Cambridge – A new developed software can identify human silhouettes through walls and track their movements.
The technology that appears to work as an X-ray visor, was designed by researchers at the Massachusetts Institute of Technology (MIT) who successfully used variations in radio signals to recognize the figures of humans. A similar technology was previously developed in Scotland but it works with laser rays.
According to William J. Kole from the Associated Press, researchers explained the software could be used to help health care providers and families to keep an eye on elderly and toddlers and they mentioned it could work as a new strategic tool for law enforcement and the military.
Fadel Adib, a researcher on the MIT who worked in the development of the software said it was just like a camera but it wasn’t a camera, in other words it is a sensor than can monitor people and allows users to control devices just by pointing at them.
The sensor was developed since 2012 when the team wanted to investigate if wireless signals could be used to see what was happening in obstructed places such as couches, or behind walls, said Dina Katabi, the lead researcher who directs the MIT Wireless Center.
Katabi said that after they started asking more advanced question they were able to develop a device that displays a signal on a screen where the movements of people can be tracked in real time.
It’s amazing that the wireless signals that track the movements of people are also able to measure the individual’s breathing and heart rate and then it tries to identify the person based on the skeleton’s shape, said Zach Kabelac, another researcher.
“If something unfortunate happens to them, like a fall, the device will contact the caregiver that they chose to alert by generating a text message or an email” he explained.
The team will continue to develop the device in order to make it smaller and cheaper, it would have an estimated cost of about $250 to $300 and it will work with an smartphone app designed to be user friendly and to allow customers to use the device at home.
“Think of it this way: Your cellphone already has wireless signals that can traverse walls, but how many people can use these signals to actually see through walls? The reason people can’t do that is that the user interface does not expose this information.”
Laser camera that can see moving objects around corners
Findings published in the Nature Photonics Journal explain how moving objects around corners can be detected by a special camera powered with lasers. The research conducted by scientists from Heriot-Watt University and the University of Edinburgh stated the camera features could be useful in security surveillance and for detecting cars to prevent collisions.
New developed laser camera can track moving objects located behind corners in just a few seconds. The key of the camera stands in its capability to measure the distance of an object based on the amount of time it takes laser light to reach it and then get back to the detector.

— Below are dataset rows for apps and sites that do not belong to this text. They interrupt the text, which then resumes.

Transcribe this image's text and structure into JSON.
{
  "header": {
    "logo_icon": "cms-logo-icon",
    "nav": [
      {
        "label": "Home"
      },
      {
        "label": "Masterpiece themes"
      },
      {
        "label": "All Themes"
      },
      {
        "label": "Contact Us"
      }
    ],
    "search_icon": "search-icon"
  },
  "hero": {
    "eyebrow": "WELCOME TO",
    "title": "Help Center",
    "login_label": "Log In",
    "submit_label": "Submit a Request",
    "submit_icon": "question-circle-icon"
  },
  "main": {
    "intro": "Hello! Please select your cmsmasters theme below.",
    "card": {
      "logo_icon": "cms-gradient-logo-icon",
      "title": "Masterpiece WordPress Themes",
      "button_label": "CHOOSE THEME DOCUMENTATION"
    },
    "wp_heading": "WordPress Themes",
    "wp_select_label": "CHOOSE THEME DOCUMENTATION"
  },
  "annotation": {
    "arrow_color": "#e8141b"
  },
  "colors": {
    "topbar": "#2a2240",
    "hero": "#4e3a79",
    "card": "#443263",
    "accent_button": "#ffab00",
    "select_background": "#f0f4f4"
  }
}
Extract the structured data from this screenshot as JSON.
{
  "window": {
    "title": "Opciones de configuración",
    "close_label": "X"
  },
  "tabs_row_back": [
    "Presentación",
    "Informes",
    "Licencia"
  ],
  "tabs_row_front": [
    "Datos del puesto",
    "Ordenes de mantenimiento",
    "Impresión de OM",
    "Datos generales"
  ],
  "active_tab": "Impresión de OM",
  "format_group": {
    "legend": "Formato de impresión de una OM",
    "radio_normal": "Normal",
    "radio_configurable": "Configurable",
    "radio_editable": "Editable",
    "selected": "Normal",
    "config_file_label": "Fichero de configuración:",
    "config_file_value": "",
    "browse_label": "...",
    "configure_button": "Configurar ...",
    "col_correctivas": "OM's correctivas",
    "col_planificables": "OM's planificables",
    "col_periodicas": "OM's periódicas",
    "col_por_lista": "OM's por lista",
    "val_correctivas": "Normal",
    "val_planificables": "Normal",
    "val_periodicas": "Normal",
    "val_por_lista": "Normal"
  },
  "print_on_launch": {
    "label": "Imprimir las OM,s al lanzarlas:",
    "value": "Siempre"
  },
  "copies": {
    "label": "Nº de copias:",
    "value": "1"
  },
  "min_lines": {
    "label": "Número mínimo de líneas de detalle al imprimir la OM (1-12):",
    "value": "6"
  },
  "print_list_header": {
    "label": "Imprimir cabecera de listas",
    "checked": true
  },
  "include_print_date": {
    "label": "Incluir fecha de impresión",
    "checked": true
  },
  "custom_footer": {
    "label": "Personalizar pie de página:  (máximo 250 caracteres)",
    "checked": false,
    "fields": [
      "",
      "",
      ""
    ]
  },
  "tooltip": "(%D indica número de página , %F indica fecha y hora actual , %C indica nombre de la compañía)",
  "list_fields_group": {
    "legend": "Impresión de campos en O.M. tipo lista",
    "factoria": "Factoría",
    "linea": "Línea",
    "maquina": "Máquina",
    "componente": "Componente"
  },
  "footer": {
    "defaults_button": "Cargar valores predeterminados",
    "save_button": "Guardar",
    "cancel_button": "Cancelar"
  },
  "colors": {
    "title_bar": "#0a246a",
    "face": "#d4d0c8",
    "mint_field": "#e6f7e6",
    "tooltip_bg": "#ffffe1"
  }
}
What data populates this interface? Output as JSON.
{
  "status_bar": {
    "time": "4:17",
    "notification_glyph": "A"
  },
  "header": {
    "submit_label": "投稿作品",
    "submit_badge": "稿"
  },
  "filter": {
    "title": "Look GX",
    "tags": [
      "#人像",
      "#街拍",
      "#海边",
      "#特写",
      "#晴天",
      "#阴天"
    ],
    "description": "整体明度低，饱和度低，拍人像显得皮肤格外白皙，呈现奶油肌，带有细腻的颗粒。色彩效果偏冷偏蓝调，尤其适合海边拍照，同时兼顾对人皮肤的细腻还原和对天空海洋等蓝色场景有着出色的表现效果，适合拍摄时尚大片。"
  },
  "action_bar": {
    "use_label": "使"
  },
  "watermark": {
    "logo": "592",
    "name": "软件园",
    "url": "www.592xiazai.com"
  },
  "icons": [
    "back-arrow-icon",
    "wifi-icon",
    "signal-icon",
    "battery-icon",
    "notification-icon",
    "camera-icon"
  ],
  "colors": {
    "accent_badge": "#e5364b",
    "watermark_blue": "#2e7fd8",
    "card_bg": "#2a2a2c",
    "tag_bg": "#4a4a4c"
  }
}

The system is conformed by a powerful laser which is remarkably fast and can fire 67 million pulses per second, each pulse last just 10 femtoseconds, the equivalent of one-millionth of one-billionth of a second. Both technologies, the software and the camera, seem to be the start of a future where X ray vision would be part of our day-by-day.